Day two began early with an engaging and funny keynote address from Catherine Pope, known to many delegates as the director of publishing house Victorian Secrets and to whom many Victorianist scholars are indebted for critical editions of previously out of print novels. Using Helen Black’s Notable Women Authors of the Day as the starting point of her paper, Pope considered which authors made Black’s shortlist and why, citing Black’s own agenda and middle-class readership as possible reasons for the inclusion of now forgotten authors such as Edna Lyall, Mrs Edward Kennard and Mrs Henry Chetwynd, many of whom were reviewed by Black as wives and mothers first, seemingly becoming authors by mere accident. Pope’s witty discussion showcased modern problems with digitising such texts and the difficulties of identifying which female authors should be recovered and why, using her own research into Florence Marryat as case in point, pointing out that some of the 68 novels that Marryat wrote are so badly written and constructed that they can hardly warrant reprint whilst others remain utterly beguiling.
Inspired by the keynote address and fuelled by coffee, delegates attended panels which considered gender and genre, looking at short stories, novels and journalism written by authors on both sides of the Atlantic. The panel devoted to Margaret Harkness is evidence on recent critical engagements with lesser-known authors and the impact of collaborative research on bringing such writers to the forefront of contemporary research. Discussions around the short story centred on the million-dollar question – just how short is a short story and their perceived value, particularly those written by authors more readily associated with the novel form.
With two more sets of panels to go, delegates made the most of lunchtime to reconnect and discuss future plans, trade CFPs and invite research proposals before heading off to the penultimate set of panels, covering travel, nature vs the city and life writing. The scope of the panels neatly illustrated the range of women’s writing from all over the world and gave recognition to women who fought for the causes in which they believed, with Kirsty Bunting’s enthusiastic portrayal of the political activist Ada Chew providing a shining example. The unpublished diaries of Mary Seyton Watts and the poetry of Alice Meynall provided further evidence of the variety and purposes of writing on offer at the conference and with delegates travelling from as far afield as Bangladesh, America and Hungary it’s evident that Victorian women’s writing still holds intrigue and appeal for modern scholars worldwide.
The final panels of the conference, focussing on Marie Corelli and the figure of the New Woman respectively, saw an energetic discussion of Sarah Grand’s Heavenly Twins and Marie Corelli’s Sorrows of Satan, perhaps some of the best known texts featured at the conference, alongside Corelli’s A Romance of Two Worlds and Netta Syrett’s Nobody’s Fault once again proving how much more we still have to discover as readers as well as scholars.
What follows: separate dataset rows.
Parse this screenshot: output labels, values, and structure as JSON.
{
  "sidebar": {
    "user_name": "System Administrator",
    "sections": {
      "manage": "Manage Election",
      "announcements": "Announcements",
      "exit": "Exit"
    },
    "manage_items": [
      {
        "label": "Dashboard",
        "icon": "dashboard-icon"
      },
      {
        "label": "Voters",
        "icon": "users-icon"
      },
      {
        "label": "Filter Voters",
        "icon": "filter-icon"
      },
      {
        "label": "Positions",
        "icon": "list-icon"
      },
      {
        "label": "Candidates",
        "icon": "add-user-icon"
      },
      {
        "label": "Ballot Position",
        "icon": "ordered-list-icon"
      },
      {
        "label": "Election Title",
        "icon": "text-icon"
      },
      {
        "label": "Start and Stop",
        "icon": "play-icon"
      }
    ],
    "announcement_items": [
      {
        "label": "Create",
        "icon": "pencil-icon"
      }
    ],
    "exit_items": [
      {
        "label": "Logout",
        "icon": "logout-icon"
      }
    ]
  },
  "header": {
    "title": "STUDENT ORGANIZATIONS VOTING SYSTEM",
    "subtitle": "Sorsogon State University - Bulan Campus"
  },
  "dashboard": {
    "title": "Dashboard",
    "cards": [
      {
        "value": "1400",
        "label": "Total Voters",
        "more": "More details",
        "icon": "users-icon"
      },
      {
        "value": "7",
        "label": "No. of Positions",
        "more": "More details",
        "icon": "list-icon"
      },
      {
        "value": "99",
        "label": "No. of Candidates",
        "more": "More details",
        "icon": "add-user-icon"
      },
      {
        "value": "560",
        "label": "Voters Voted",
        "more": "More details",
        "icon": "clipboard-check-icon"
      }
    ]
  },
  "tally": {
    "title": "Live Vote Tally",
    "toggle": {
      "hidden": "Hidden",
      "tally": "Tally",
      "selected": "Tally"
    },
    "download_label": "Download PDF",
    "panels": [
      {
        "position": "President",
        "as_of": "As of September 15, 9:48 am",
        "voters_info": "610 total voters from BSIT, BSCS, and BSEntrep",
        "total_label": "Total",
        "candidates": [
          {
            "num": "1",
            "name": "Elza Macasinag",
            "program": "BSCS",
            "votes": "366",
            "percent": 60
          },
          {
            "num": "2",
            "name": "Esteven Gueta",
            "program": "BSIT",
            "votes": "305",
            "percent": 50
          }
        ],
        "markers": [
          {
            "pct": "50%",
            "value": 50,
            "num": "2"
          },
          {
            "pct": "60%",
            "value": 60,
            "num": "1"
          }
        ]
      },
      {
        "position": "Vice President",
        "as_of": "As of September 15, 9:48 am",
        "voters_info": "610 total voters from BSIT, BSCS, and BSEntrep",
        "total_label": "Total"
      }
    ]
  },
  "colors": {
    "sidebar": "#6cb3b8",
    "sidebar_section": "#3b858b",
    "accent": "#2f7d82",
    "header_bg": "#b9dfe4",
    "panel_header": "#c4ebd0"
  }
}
Sporting a burgeoning reading list and a still greater network of colleagues and friends, the delegates dispersed back to their offices, archives and libraries to contemplate the legacy of literature we are so fortunate to have. Congratulations and thank you to all participants for chairing panels, delivering papers, tweeting updates, asking questions, singing cockney tunes and eating cake – what an inspiring, friendly and supportive crowd you are!
A small army of tweeters helped to showcase the main themes of the panels to absent friends and to allow delegates present to see what they were missing, the difficulties of choosing the best panel seeming almost an impossible task at times. The conference proved so popular that #ICVWW2016 was tending on Twitter throughout both days of the event."